The Midwest is the birthplace of the modern industrial union. United Auto Workers formed in Detroit. The American Federation of State, County and Municipal Employees, the union representing many government workers, got its start in Madison, Wisconsin.
Now, Madison and other Midwest cities are at the center of the fight over public employee unions. Big protests are planned for Tuesday in state capitals. Dan Bobkoff of the Changing Gears team stepped back to provide some context and explore what these events mean for the future of the industrial Midwest:
The Midwest is the birthplace of the modern industrial union. The United Auto Workers formed in Detroit. AFSCME, the union representing many government workers, got its start in Madison, Wisconsin. Now, Madison and other Midwest cities have become the center of the fight over public employee unions. Big protests are planned Tuesday in state capitals.
In both Wisconsin and Ohio, Republican-led legislatures are pushing bills that would strip unions of much of their negotiating power. Wisconsin teacher Lisa Schmelz told a crowd Sunday that this is not about public workers taking concessions. They’ve already agreed to the eight percent cut in pay and benefits. “I have paid for health insurance in a previous occupation, and I’m willing to pay for it again,” she said. “But I’m not willing to give up collective bargaining!”

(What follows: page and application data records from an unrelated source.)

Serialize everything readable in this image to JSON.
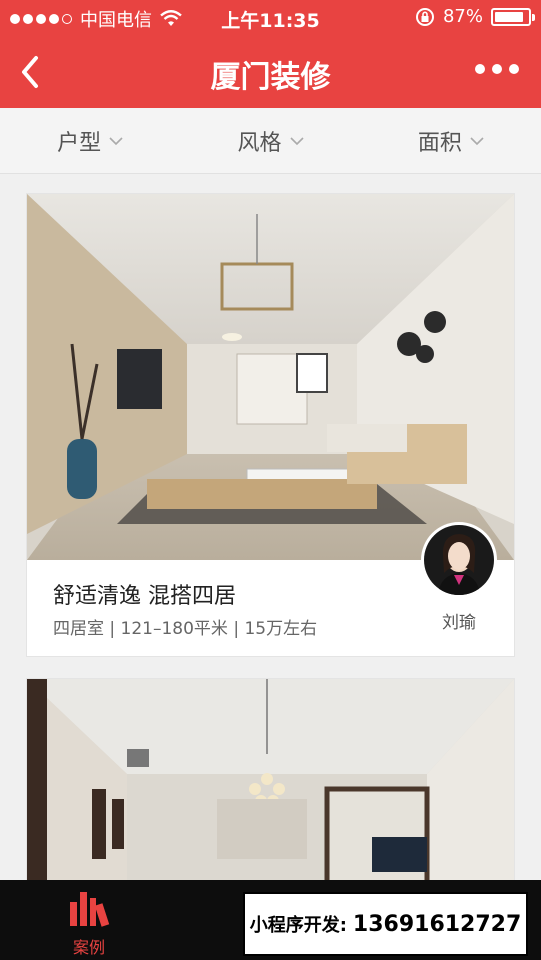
{
  "status": {
    "carrier": "中国电信",
    "time": "上午11:35",
    "battery": "87%",
    "battery_level": 0.87
  },
  "nav": {
    "title": "厦门装修",
    "back_icon": "chevron-left-icon",
    "more_icon": "more-dots-icon"
  },
  "filters": [
    {
      "label": "户型"
    },
    {
      "label": "风格"
    },
    {
      "label": "面积"
    }
  ],
  "cases": [
    {
      "title": "舒适清逸 混搭四居",
      "meta": "四居室 | 121–180平米 | 15万左右",
      "designer": "刘瑜"
    }
  ],
  "tabbar": {
    "active_tab": "案例",
    "active_color": "#e84341"
  },
  "watermark": {
    "label": "小程序开发:",
    "phone": "13691612727"
  },
  "colors": {
    "brand": "#e84341",
    "background": "#f0f0f0"
  }
}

Republican Governor Scott Walker’s plan would strip most public employees of collective bargaining on everything but pay. That means when it comes to health benefits or work conditions or anything else up for discussion, power would shift from unions to management. A majority of workers would also have to re-authorize the union every year and it would be harder for unions to collect dues. That’s what the protesters consider union-busting.
Ohio’s Republican Governor John Kasich is pushing a similar bill that would kill collective bargaining for all state employees, and limit it for local workers. Rob Scott of the Dayton Tea Party said it’s about fairness.
“There’s some public sector jobs, they only pay ten percent of their healthcare. In the private sector, there are some people paying 40%, 50%. We’re just asking for a little bit of give,” Scott said.
That resentment of public sector benefits is one reason leaders have more political capital to try to weaken unions.
Gary Chaison is a labor relations professor at Clark University. He says resentment has turned a taxpayer revolt into an anti-union revolt in the Midwest.
“Public sector workers didn’t have to worry about their operations being closed, seemed to have guaranteed jobs, and also were exerting political influence in the election process, and as a result, elected officials beholden to them,” he said.
And, there’s another factor. Union membership in this country is dwindling.
Nationally, 36 percent of public employees are union members. That’s far more than in the private sector where under seven percent are in a union. But those percentages vary wildly at the state level. Our region is a public union stronghold. According to Professor Barry Hirsch of Georgia State University, nearly half the public sector workers in Wisconsin, Michigan and Ohio are organized. Compare that to a state like North Carolina where it’s under 10 percent.
Research economist Donald Grimes of the University of Michigan found some surprising data to fuel the debate. He looked at average compensation for private and public workers from 2000 to 2009 and found that, yes, government salaries rose 10% more than those of private workers.
“But it’s not particularly pronounced for Wisconsin, or Ohio, or Indiana, at least in terms of Great Lakes states,” Grimes said. “Their wages and benefits have not gone up that much.”
So, the states that are ground zero for this battle over unions and compensation… buck the national trend. Private sector salaries actually rose more in Wisconsin than government pay. In Ohio, there wasn’t much difference between public and private compensation over that period. One caveat, these numbers may not include public sector promises like pensions that have been kicked down the road. And, states that added government workers can skew the numbers.
But for now, this fight has reunited a fractured labor movement. The Teamsters and the AFL-CIO are talking again after parting ways in 2005. But this unified front is in a battle for survival. If Wisconsin, Ohio, or any state passes limits on collective bargaining, anti-union legislation could sweep the nation. And, that could forever change Midwest power and politics.
Changing Gears is a public media collaboration between WBEZ Chicago, Michigan Radio, and Ideastream Cleveland. Support for Changing Gears comes from the Corporation for Public Broadcasting.